It can't hurt and it might help. Some studies have shown that using a surgical mask can help prevent influenza. And using a surgical mask and an alcohol-based hand sanitizer was shown to reduce the number of influenza-like illnesses in a group of students living in a college dormitory even more than using a surgical mask alone.
People who live in community housing — such as college dorms, nursing homes or military barracks — are at higher risk of influenza infection because they're in contact with more potentially infected people.
Flu viruses travel through the air in droplets when someone with the infection coughs, sneezes or talks. You can inhale the droplets directly, or you can pick up the germs from an object — such as a telephone or computer keyboard — and then transfer them to your eyes, nose or mouth.
Flu masks may help block airborne germs, and they may also prevent the transmission of germs from your hands to your mouth or nose. However, the best way to prevent influenza is to receive the flu vaccine, either via an injection or nasal spray.
Jan. 21, 2014
- Aiello AE, et al. Facemasks, hand hygiene, and influenza among young adults: A randomized intervention trial. Plos One. 2012;7:e29744.
- Key facts about influenza (flu) and flu vaccine. Centers for Disease Control and Prevention. http://cdc.gov/flu/keyfacts.htm. Accessed Aug. 21, 2013.
- Goldman L, et al. Cecil Medicine. 24th ed. Philadelphia, Pa.: Saunders Elsevier; 2012. http://www.clinicalkey.com. Accessed Aug. 13, 2013.
- Interim guidance for the use of masks to control influenza transmission. Centers for Disease Control and Protection. http://www.cdc.gov/flu/professionals/infectioncontrol/maskguidance.htm. Accessed Aug. 21, 2013.

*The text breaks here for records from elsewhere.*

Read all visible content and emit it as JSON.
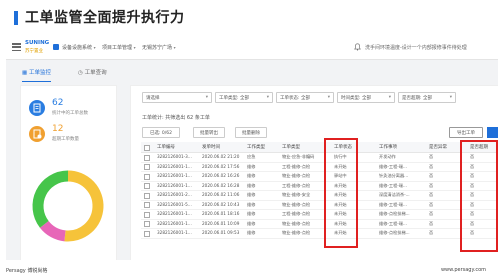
{
  "slide": {
    "title": "工单监管全面提升执行力"
  },
  "app": {
    "logo_top": "SUNING",
    "logo_bottom": "苏宁置业",
    "breadcrumbs": [
      "设备设施系统",
      "项目工单管理",
      "无锡苏宁广场"
    ],
    "notice": "洗手间环境温度-设计一个内部报修事件待处理",
    "tabs": [
      "工单监控",
      "工单查询"
    ]
  },
  "summary": {
    "total_value": "62",
    "total_label": "统计中的工单总数",
    "overdue_value": "12",
    "overdue_label": "超期工单数量"
  },
  "donut": {
    "segments": [
      {
        "value": 32,
        "color": "#f6c33a"
      },
      {
        "value": 8,
        "color": "#e766b8"
      },
      {
        "value": 22,
        "color": "#46c54a"
      }
    ]
  },
  "filters": [
    {
      "label": "请选择",
      "caret": "▾"
    },
    {
      "label": "工单类型: 全部",
      "caret": "▾"
    },
    {
      "label": "工单状态: 全部",
      "caret": "▾"
    },
    {
      "label": "时间类型: 全部",
      "caret": "▾"
    },
    {
      "label": "是否超期: 全部",
      "caret": "▾"
    }
  ],
  "stats_line": "工单统计: 共筛选出 62 条工单",
  "buttons": {
    "selected": "已选: 0/62",
    "batch_transfer": "批量转出",
    "batch_delete": "批量删除",
    "export": "导出工单"
  },
  "table": {
    "columns": [
      "工单编号",
      "发单时间",
      "工作类型",
      "工单类型",
      "工单状态",
      "工作事项",
      "是否异常",
      "是否超期"
    ],
    "rows": [
      [
        "3282126001-3...",
        "2020.06.02 21:20",
        "应急",
        "物业-应急-非编码",
        "执行中",
        "开发动作",
        "否",
        "否"
      ],
      [
        "3282126001-1...",
        "2020.06.02 17:56",
        "维修",
        "工程-维修-点检",
        "未开始",
        "维修-工程-瑞...",
        "否",
        "否"
      ],
      [
        "3282126001-1...",
        "2020.06.02 16:26",
        "维修",
        "物业-维修-点检",
        "驿站中",
        "针灸油分离器...",
        "否",
        "否"
      ],
      [
        "3282126001-1...",
        "2020.06.02 16:28",
        "维修",
        "工程-维修-点检",
        "未开始",
        "维修-工程-瑞...",
        "否",
        "否"
      ],
      [
        "3282126001-2...",
        "2020.06.02 11:06",
        "维修",
        "物业-维修-安全",
        "未开始",
        "深度清洁消杀-...",
        "否",
        "否"
      ],
      [
        "3282126001-5...",
        "2020.06.02 10:43",
        "维修",
        "物业-维修-点检",
        "未开始",
        "维修-工程-瑞...",
        "否",
        "否"
      ],
      [
        "3282126001-1...",
        "2020.06.01 18:16",
        "维修",
        "工程-维修-点检",
        "未开始",
        "维修-点检扶梯...",
        "否",
        "否"
      ],
      [
        "3282126001-1...",
        "2020.06.01 10:09",
        "维修",
        "物业-维修-点检",
        "未开始",
        "维修-工程-瑞...",
        "否",
        "否"
      ],
      [
        "3282126001-1...",
        "2020.06.01 09:53",
        "维修",
        "物业-维修-点检",
        "未开始",
        "维修-点检扶梯...",
        "否",
        "否"
      ]
    ]
  },
  "footer": {
    "left": "Persagy 博锐尚格",
    "right": "www.persagy.com"
  },
  "colors": {
    "accent": "#1e6fd9",
    "highlight": "#e02020",
    "blue_icon": "#2a7de1",
    "orange_icon": "#f0a030"
  }
}
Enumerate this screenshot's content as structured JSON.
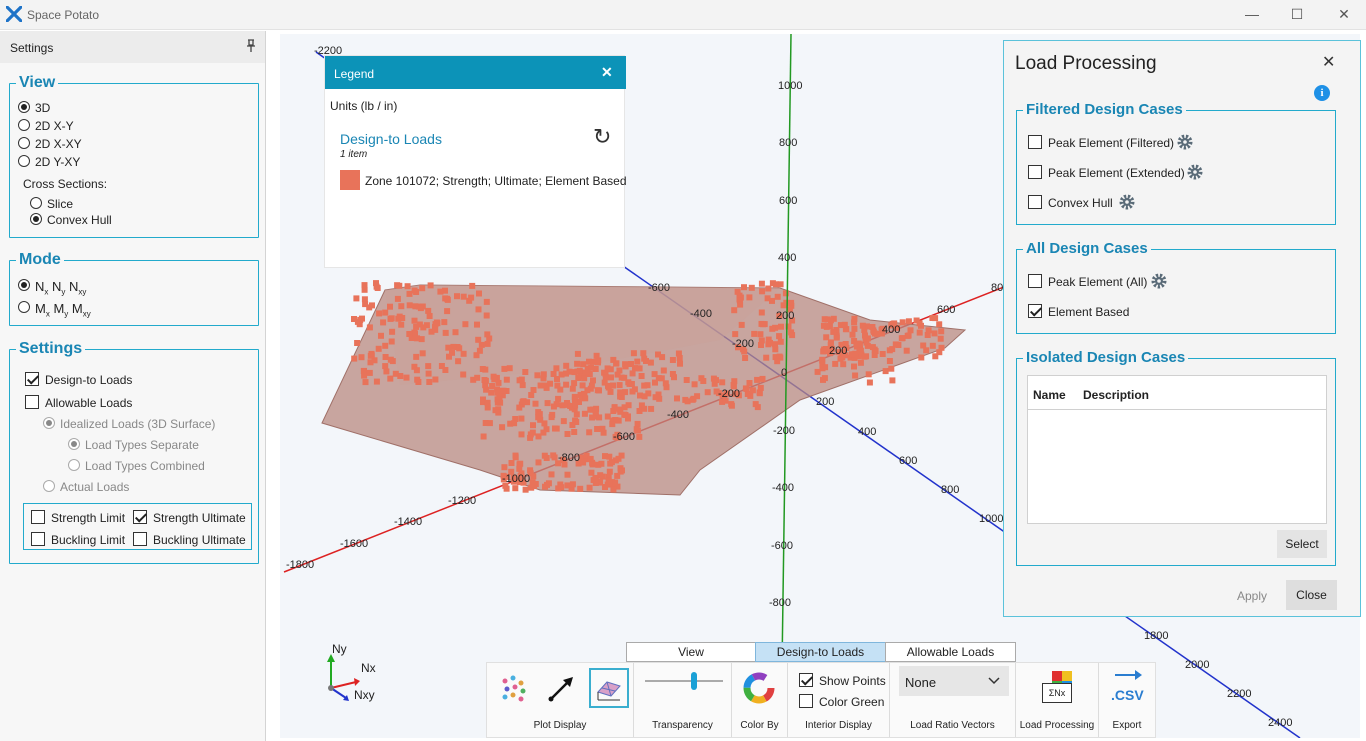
{
  "window": {
    "title": "Space Potato",
    "minimize": "—",
    "maximize": "☐",
    "close": "✕"
  },
  "settings_panel": {
    "title": "Settings",
    "view": {
      "title": "View",
      "options": [
        "3D",
        "2D X-Y",
        "2D X-XY",
        "2D Y-XY"
      ],
      "selected": "3D",
      "cross_sections_label": "Cross Sections:",
      "cross_sections": [
        "Slice",
        "Convex Hull"
      ],
      "cross_selected": "Convex Hull"
    },
    "mode": {
      "title": "Mode",
      "opt1": {
        "a": "N",
        "as": "x",
        "b": " N",
        "bs": "y",
        "c": " N",
        "cs": "xy"
      },
      "opt2": {
        "a": "M",
        "as": "x",
        "b": " M",
        "bs": "y",
        "c": " M",
        "cs": "xy"
      }
    },
    "settings": {
      "title": "Settings",
      "design_to_loads": "Design-to Loads",
      "allowable_loads": "Allowable Loads",
      "idealized": "Idealized Loads (3D Surface)",
      "separate": "Load Types Separate",
      "combined": "Load Types Combined",
      "actual": "Actual Loads",
      "strength_limit": "Strength Limit",
      "strength_ultimate": "Strength Ultimate",
      "buckling_limit": "Buckling Limit",
      "buckling_ultimate": "Buckling Ultimate"
    }
  },
  "legend": {
    "title": "Legend",
    "close": "✕",
    "units": "Units (lb / in)",
    "section": "Design-to Loads",
    "count": "1 item",
    "refresh": "↻",
    "item": "Zone 101072; Strength; Ultimate; Element Based",
    "item_color": "#e8735a"
  },
  "load_processing": {
    "title": "Load Processing",
    "close": "✕",
    "info": "i",
    "filtered": {
      "title": "Filtered Design Cases",
      "items": [
        "Peak Element (Filtered)",
        "Peak Element (Extended)",
        "Convex Hull"
      ]
    },
    "all": {
      "title": "All Design Cases",
      "items": [
        "Peak Element (All)",
        "Element Based"
      ]
    },
    "isolated": {
      "title": "Isolated Design Cases",
      "col_name": "Name",
      "col_desc": "Description",
      "select": "Select"
    },
    "apply": "Apply",
    "close_button": "Close"
  },
  "tabs": [
    "View",
    "Design-to Loads",
    "Allowable Loads"
  ],
  "toolbar": {
    "plot_display": "Plot Display",
    "transparency": "Transparency",
    "color_by": "Color By",
    "show_points": "Show Points",
    "color_green": "Color Green",
    "interior_display": "Interior Display",
    "load_ratio_select": "None",
    "load_ratio_vectors": "Load Ratio Vectors",
    "load_processing": "Load Processing",
    "export": "Export",
    "csv": ".CSV",
    "sum_label": "ΣNx"
  },
  "axes": {
    "triad": {
      "ny": "Ny",
      "nx": "Nx",
      "nxy": "Nxy"
    },
    "green_ticks": [
      "1000",
      "800",
      "600",
      "400",
      "200",
      "0",
      "-200",
      "-400",
      "-600",
      "-800"
    ],
    "blue_ticks_upper": [
      "-2200",
      "-1800",
      "-1600",
      "-1400",
      "-1200",
      "-1000",
      "-800",
      "-600",
      "-400",
      "-200"
    ],
    "blue_ticks_lower": [
      "200",
      "400",
      "600",
      "800",
      "1000",
      "1800",
      "2000",
      "2200",
      "2400"
    ],
    "red_ticks": [
      "-1800",
      "-1600",
      "-1400",
      "-1200",
      "-1000",
      "-800",
      "-600",
      "-400",
      "-200",
      "200",
      "400",
      "600",
      "80"
    ]
  }
}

- Noti JD, et al. Detection of infectious influenza virus in cough aerosols generated in a simulated patient examination room. Clinical Infectious Diseases. 2012;54:1569.